## [WHAT TO DO]
Report each line of the entries that contains the word "this", copied in full.

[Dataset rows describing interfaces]

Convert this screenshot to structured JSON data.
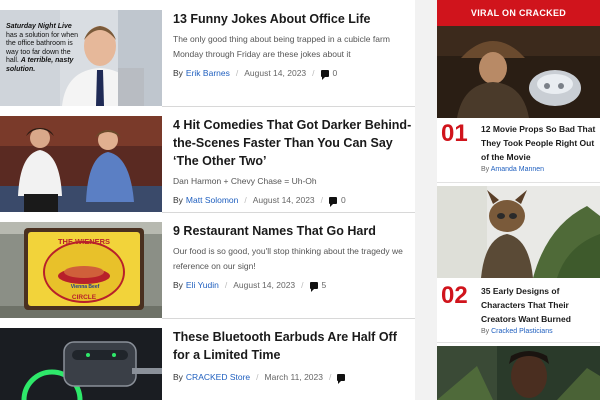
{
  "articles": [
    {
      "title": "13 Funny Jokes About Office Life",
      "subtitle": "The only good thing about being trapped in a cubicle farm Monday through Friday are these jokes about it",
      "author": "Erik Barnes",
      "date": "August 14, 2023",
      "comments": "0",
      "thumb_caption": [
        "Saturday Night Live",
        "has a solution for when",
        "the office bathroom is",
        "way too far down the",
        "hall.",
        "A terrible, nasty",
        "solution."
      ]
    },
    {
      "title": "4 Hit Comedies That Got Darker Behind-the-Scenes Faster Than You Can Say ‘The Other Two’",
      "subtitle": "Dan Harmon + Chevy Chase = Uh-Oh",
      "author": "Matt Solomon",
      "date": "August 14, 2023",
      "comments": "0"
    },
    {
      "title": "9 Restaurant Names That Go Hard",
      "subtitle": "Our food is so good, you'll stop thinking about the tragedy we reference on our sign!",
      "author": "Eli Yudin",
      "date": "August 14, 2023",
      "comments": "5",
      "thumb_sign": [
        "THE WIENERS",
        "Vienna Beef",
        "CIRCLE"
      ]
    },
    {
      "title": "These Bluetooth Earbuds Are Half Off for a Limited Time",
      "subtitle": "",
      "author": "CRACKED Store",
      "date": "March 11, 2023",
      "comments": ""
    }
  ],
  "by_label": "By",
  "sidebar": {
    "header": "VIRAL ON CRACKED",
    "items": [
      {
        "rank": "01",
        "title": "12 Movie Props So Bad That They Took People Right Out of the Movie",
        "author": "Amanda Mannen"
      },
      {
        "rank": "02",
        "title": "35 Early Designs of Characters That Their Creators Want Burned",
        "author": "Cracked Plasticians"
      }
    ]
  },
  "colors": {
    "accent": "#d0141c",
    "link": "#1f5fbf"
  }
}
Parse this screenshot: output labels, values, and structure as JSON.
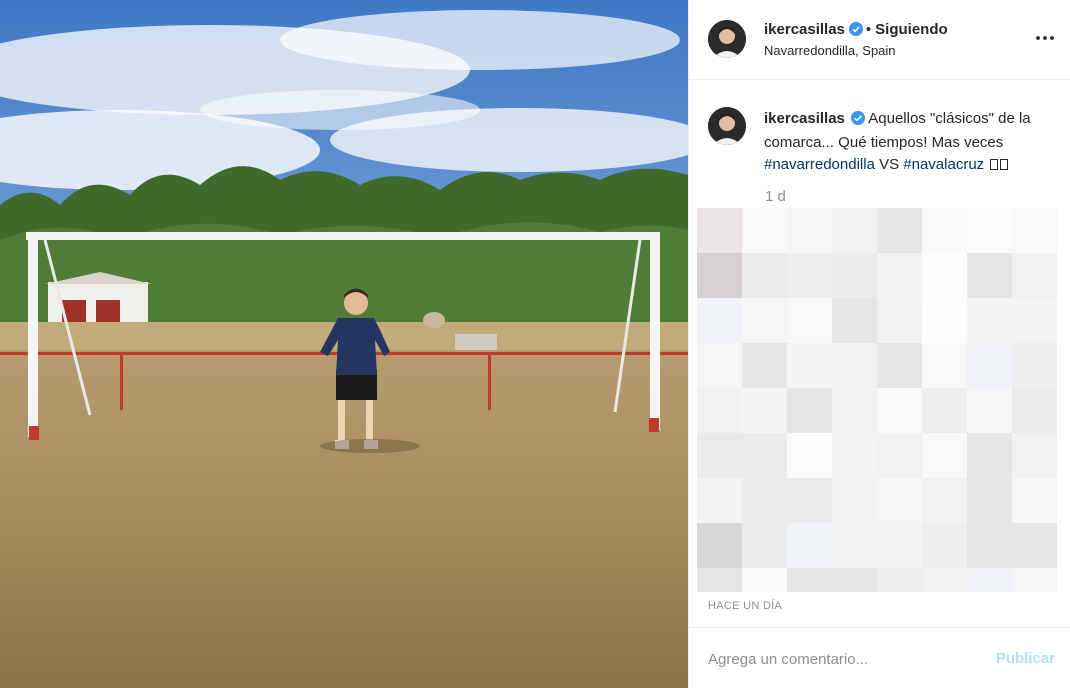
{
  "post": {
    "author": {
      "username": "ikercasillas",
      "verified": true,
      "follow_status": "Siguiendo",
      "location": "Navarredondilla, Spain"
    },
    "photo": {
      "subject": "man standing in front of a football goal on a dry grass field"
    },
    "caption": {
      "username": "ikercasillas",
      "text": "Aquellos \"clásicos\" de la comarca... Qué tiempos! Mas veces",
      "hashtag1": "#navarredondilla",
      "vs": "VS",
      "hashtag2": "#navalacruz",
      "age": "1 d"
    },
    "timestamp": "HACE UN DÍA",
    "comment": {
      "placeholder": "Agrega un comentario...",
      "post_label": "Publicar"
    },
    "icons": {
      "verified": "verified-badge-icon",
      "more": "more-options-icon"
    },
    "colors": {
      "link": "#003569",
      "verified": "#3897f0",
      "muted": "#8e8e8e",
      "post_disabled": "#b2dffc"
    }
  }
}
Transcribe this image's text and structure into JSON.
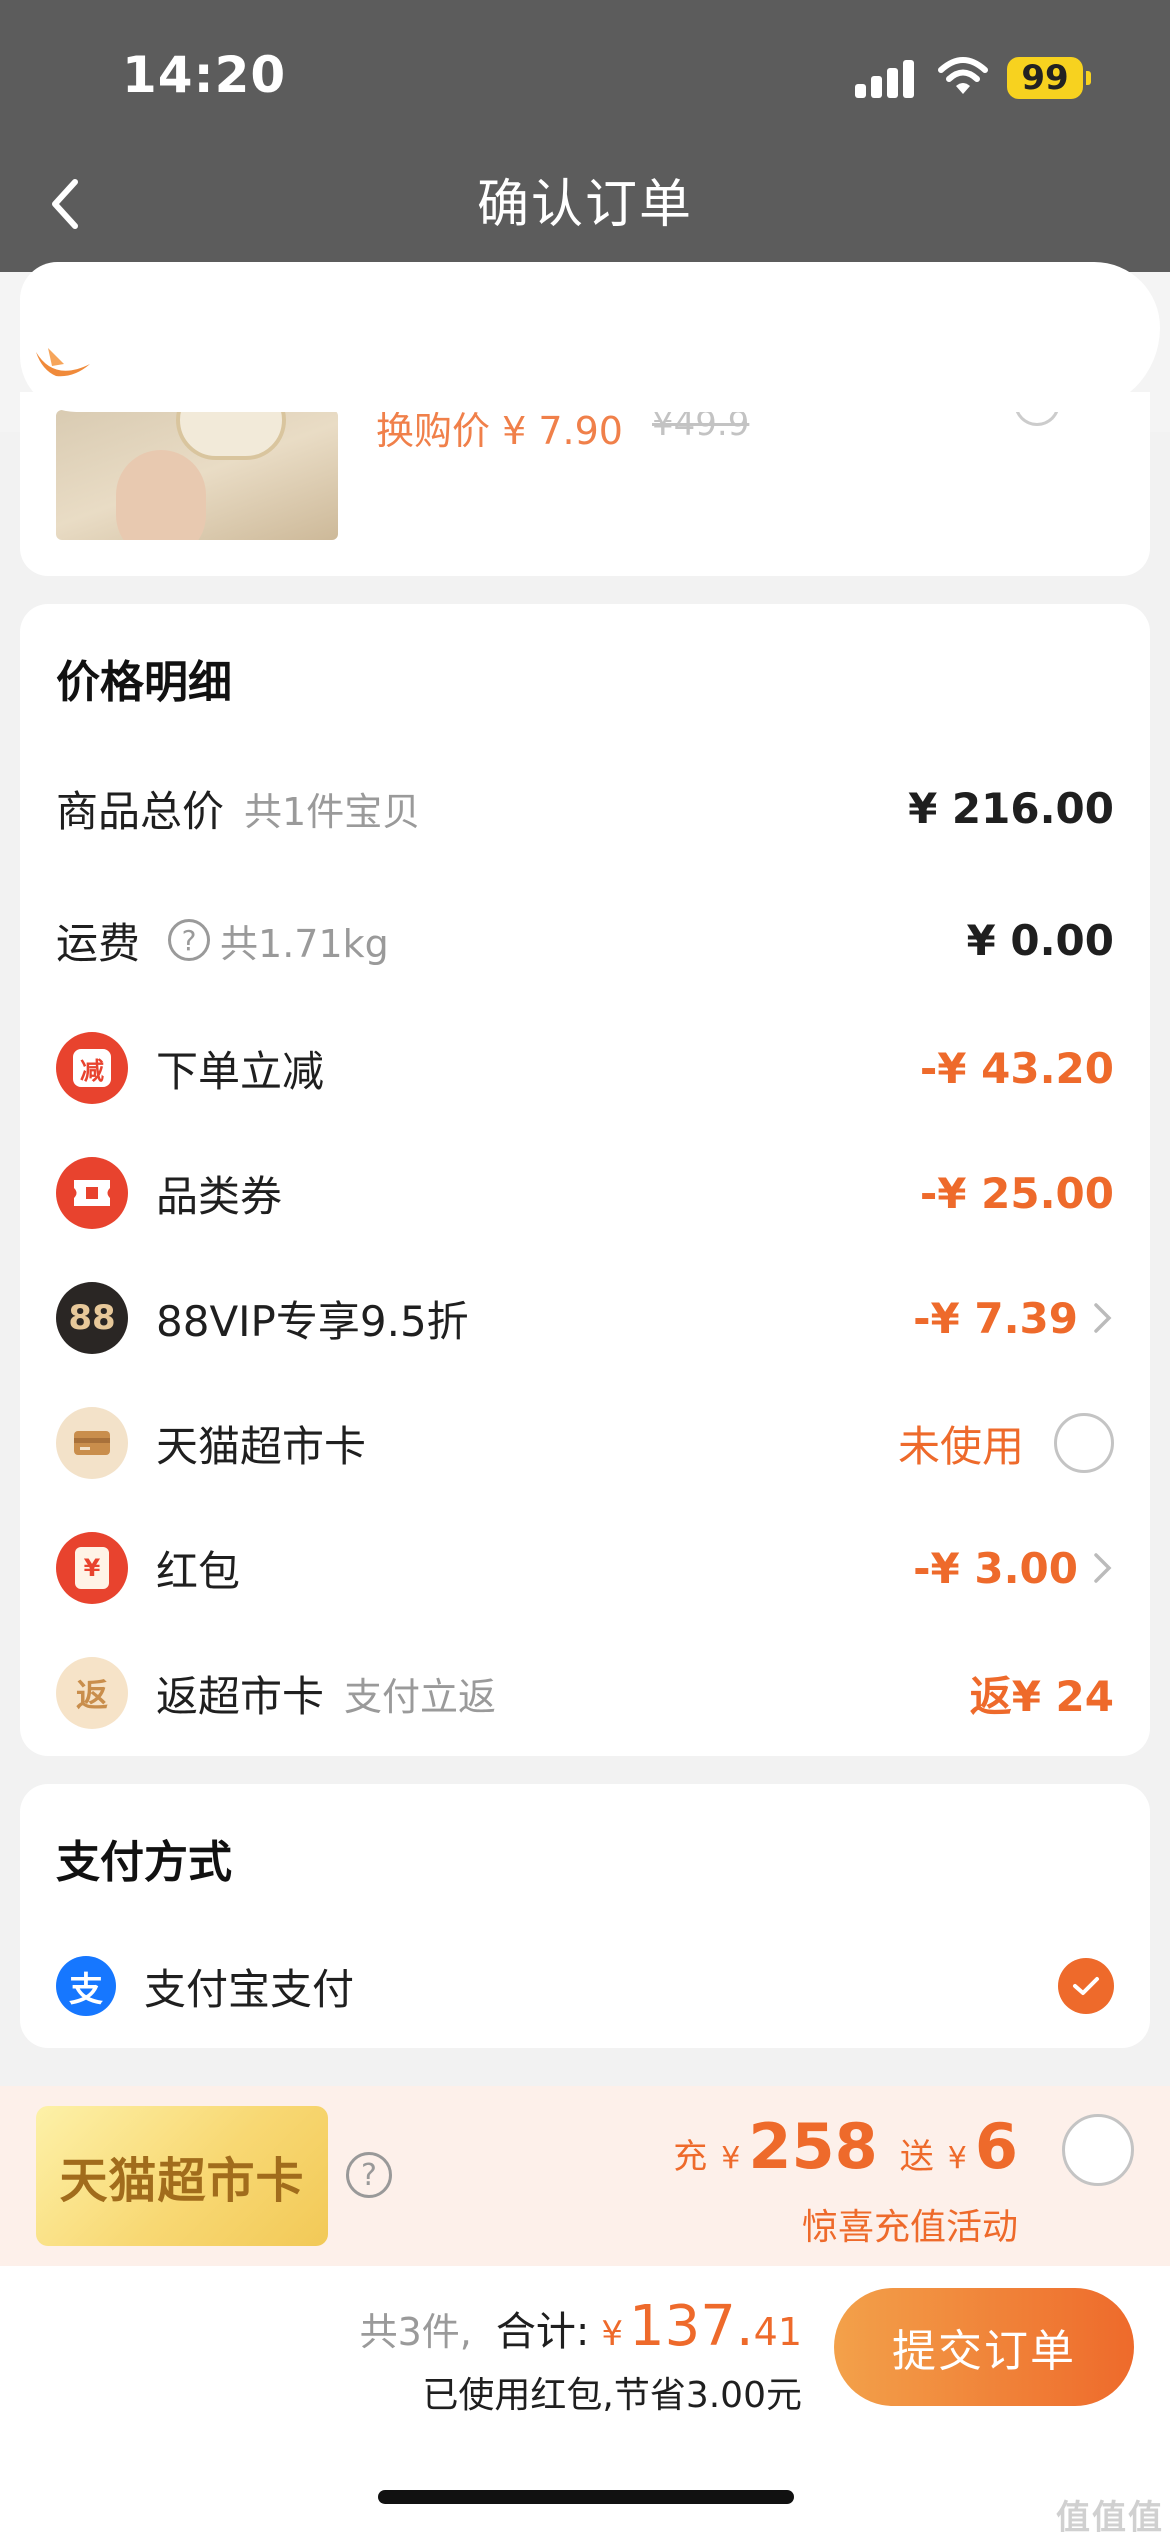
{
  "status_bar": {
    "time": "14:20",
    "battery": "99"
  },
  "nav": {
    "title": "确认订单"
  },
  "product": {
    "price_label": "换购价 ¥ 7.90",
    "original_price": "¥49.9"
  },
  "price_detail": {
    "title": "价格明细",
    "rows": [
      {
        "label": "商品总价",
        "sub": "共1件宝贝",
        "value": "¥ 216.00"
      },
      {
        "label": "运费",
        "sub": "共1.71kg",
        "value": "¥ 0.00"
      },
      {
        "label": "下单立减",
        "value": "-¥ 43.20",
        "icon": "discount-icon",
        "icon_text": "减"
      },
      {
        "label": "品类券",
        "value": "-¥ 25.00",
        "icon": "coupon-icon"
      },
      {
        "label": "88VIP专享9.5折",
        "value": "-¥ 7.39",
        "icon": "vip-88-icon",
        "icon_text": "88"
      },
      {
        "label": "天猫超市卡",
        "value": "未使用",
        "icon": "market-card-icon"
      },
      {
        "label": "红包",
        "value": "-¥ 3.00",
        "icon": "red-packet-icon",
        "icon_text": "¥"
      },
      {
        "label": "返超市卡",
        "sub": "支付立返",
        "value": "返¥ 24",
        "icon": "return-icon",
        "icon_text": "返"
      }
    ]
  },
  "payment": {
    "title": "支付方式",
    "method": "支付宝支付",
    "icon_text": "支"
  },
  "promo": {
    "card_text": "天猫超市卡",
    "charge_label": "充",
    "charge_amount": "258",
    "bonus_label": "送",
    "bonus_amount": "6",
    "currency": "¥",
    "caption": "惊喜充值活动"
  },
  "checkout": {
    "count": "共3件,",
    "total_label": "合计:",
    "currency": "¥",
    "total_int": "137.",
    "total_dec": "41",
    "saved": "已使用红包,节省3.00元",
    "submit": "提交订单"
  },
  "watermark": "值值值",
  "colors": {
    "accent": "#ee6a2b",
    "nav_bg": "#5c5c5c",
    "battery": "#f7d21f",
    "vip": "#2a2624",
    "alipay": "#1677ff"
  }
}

## [RESPONSE]
Convert this screenshot to structured JSON data.
Parse this screenshot: output labels, values, and structure as JSON.
Transcribe this image's text and structure into JSON.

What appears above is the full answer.